The demonstration was impressive, but not overly slick. We were left with the clear impression that this was a well-run outfit whose people understood science as well as a good marketing opportunity. I found that demos are also a great way to find out what the companies say about each other. They can be surprisingly candid! For instance, I am tempted to believe a rival sales rep who acknowledges the good status of another company that we already rated highly, and a rep can sometimes raise a few interesting questions over the attitudes and reliability of a rival company. For instance, we were advised: 'Have they told you their free help line is only free for the first 12 months?' Yeah, thanks for that!
Now, I'd been forewarned that the financial control people at my new institution would really come down hard on me if I didn't get at least two other quotes before making a decision. We'd already had one, very expensive, quotation from the company that couldn't offer a demo. The only other viable option was the company with the rep who couldn't be contacted. Within days, and without warning, this guy appeared in the lab with his boss, and a car-full of equipment. Talk about a bold sales approach!
I was delegated the unenviable task of enduring three-and-a-half hours of 'sales speak' and a lengthy demo. All we wanted was a faxed quote. Naturally, I played along but only gave the occasional nod of approval. I didn't want to build their hopes up. Unknown to them, the decision was already made. When they eventually left I thought my marathon of false interest was over, but they kept calling back offering additional incentives. Once we had secured our all-important quote I had to tactfully tell them that we'd plumped for one of their rivals. The early bird really does catch the worm! Frankly, I didn't think their product was up to the job. It was certainly a poor second best, and, as for the third company, well, we'll never know; they didn't even know we were 'in the market'.

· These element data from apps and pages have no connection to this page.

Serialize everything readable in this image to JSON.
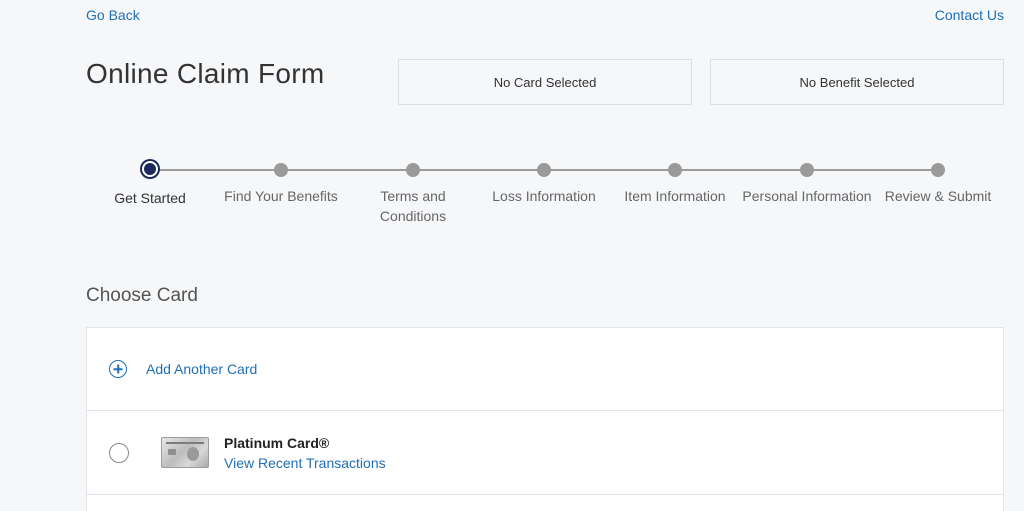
{
  "nav": {
    "go_back": "Go Back",
    "contact_us": "Contact Us"
  },
  "header": {
    "title": "Online Claim Form",
    "card_selection": "No Card Selected",
    "benefit_selection": "No Benefit Selected"
  },
  "stepper": {
    "steps": [
      {
        "label": "Get Started",
        "active": true
      },
      {
        "label": "Find Your Benefits",
        "active": false
      },
      {
        "label": "Terms and Conditions",
        "active": false
      },
      {
        "label": "Loss Information",
        "active": false
      },
      {
        "label": "Item Information",
        "active": false
      },
      {
        "label": "Personal Information",
        "active": false
      },
      {
        "label": "Review & Submit",
        "active": false
      }
    ]
  },
  "choose_card": {
    "title": "Choose Card",
    "add_label": "Add Another Card",
    "cards": [
      {
        "name": "Platinum Card®",
        "link": "View Recent Transactions"
      }
    ]
  },
  "colors": {
    "link": "#1f6fb5",
    "active_step": "#1a2a5c",
    "inactive_step": "#9a9a9a",
    "background": "#f6f7f9"
  },
  "icons": {
    "add": "plus-circle-icon",
    "card": "platinum-card-image"
  }
}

But before we actually spent a couple of tens of £Ks on this stuff, we felt entitled to scrutinise the successful quote more closely. We asked for some references, which they were happy to provide, and then went in for the kill! 'Can we please have a nice hefty discount?' Well, after referring the matter to his boss the rep did come back to us with a lower price, but it didn't save us much. Worth a try! I mean, what company isn't going to offer a reasonable discount to secure a sale. Especially when they know you've been looking elsewhere. Stress this point a few times during the visit. Just don't let on how disappointed you are with the opposition!
The morals of the tale are: 1) Never believe any literature, however glossy, until you've seen the thing in operation. 2) Play it cool even if you are totally impressed. 3) Always, always make out that you will only go for it if the price is right. And let me say that finally placing that order is a real joy. Remember that these guys usually make a living on their commission. So, go on, make some rep's day. It's just a question of choosing which one wisely!